=== Working data ===

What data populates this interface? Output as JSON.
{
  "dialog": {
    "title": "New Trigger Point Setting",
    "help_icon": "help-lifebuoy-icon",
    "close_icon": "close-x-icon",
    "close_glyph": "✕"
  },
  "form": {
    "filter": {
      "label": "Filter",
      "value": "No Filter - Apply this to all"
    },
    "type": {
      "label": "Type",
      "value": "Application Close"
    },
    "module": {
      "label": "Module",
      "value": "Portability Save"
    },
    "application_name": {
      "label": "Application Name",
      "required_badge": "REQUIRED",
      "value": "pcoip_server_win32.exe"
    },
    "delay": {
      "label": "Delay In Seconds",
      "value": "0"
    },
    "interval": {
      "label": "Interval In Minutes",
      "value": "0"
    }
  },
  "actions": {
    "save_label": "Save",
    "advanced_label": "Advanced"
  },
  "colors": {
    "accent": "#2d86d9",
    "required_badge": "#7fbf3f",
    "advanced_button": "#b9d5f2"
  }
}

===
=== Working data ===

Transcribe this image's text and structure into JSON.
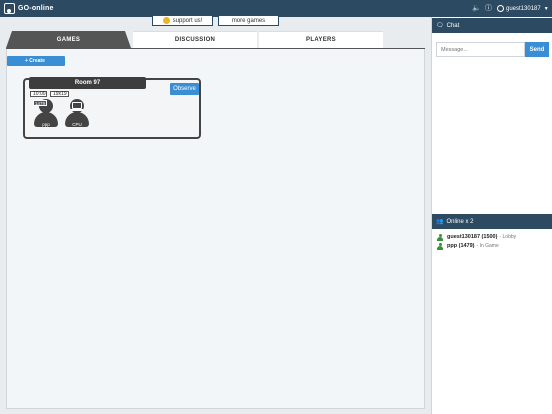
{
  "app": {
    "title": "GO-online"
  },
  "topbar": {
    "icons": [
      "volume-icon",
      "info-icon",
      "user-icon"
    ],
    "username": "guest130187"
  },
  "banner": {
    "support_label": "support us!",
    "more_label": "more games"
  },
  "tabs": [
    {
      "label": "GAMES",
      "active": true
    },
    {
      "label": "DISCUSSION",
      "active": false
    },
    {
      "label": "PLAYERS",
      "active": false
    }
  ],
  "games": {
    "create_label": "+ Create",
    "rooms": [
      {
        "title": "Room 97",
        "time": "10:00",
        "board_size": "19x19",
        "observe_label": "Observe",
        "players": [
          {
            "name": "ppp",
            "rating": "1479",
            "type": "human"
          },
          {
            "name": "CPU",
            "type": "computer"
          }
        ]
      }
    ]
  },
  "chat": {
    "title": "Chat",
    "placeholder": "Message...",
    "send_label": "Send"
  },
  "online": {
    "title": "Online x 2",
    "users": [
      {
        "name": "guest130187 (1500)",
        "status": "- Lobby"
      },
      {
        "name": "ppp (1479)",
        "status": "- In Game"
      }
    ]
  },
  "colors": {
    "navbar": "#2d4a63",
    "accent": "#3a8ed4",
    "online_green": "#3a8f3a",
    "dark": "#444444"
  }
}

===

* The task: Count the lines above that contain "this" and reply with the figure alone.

* Result: 3